Prospects for the future: Coalition building and vote-buying
The days and weeks after the election were dominated by a growing vote-buying scandal. A Unity party member in the eastern region of Latgale sent an email to party leaders, subsequently leaked to the press, claiming that voters had been encouraged to vote for Unity’s influential Chief Whip, Dzintars Zaķis, in exchange for cash. The Security Police started investigating this and several other different cases of systematic vote-buying (the largest number of such cases that it had ever investigated). Mr Zaķis temporarily left his post and suspended his party membership while the police investigation continued, although he stated that he had no intention of resigning his parliamentary mandate or ‘abandoning’ Unity. If the allegations were to be proved, the distribution of seats would probably need to be re-jigged between the parties. A legal challenge by Harmony Social Democracy may even result in a new election being called, although at the time of writing this prospect appeared rather unlikely.
The government coalition formation process was complicated by Unity gaining only marginally more seats than its two coalition parties. While Unity remains the senior coalition partner and is likely to keep the prime minister and finance minister posts (with Laimdota Straujuma continuing on as prime minister), the re-allocation of other ministerial posts to reflect the relative new balance of power between the three parties dragged out the coalition-building negotiations. Harmony Social Democracy was excluded from negotiations on the formation of the new government and seems doomed to another four-year stretch in parliamentary opposition alongside ‘From My Heart for Latvia’ and the Regional Alliance.
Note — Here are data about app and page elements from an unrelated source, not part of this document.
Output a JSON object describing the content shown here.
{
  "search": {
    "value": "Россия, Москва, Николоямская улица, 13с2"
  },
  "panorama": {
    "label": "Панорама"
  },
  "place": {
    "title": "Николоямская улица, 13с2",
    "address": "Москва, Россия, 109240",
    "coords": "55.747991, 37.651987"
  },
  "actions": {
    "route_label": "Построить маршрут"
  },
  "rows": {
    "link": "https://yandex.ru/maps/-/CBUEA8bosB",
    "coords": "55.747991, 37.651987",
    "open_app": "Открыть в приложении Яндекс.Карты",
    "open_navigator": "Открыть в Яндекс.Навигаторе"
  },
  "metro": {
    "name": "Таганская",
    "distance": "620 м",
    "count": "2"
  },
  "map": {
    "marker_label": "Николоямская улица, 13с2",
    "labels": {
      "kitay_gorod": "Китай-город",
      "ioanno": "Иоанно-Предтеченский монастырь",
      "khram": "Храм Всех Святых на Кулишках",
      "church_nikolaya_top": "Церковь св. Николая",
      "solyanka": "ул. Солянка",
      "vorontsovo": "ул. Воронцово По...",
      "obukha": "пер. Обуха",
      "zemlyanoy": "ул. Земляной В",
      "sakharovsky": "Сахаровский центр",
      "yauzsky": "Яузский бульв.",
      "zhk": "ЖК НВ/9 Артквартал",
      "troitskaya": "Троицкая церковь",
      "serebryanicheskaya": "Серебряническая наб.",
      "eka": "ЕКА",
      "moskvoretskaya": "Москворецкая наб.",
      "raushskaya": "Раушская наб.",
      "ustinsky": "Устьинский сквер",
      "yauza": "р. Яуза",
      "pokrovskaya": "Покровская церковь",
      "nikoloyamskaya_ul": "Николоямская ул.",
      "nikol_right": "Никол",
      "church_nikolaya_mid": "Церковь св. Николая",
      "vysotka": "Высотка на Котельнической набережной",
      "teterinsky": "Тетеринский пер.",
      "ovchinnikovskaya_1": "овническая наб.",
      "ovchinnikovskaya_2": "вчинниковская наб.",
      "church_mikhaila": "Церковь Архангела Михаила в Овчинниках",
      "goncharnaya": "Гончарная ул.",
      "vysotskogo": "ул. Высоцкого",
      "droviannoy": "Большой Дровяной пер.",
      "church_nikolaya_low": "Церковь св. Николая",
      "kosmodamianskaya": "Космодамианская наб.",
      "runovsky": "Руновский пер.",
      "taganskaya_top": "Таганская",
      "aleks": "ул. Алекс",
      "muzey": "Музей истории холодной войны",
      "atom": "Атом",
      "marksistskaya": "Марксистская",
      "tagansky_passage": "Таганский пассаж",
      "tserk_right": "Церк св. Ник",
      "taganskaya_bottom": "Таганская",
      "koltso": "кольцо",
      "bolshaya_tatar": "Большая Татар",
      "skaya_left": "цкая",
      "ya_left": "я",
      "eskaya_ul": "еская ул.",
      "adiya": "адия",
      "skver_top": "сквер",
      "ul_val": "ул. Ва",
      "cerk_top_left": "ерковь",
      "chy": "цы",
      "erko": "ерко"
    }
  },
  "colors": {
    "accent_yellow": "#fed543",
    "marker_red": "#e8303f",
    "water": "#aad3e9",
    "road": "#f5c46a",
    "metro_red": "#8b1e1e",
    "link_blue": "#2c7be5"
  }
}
European issues played no part in the election (indeed, they barely figured in May’s European Parliament election). In this sense the election was business as usual.
Daunis Auers is (firstname.lastname@example.org) is Associate Professor of Comparative Politics at the University of Latvia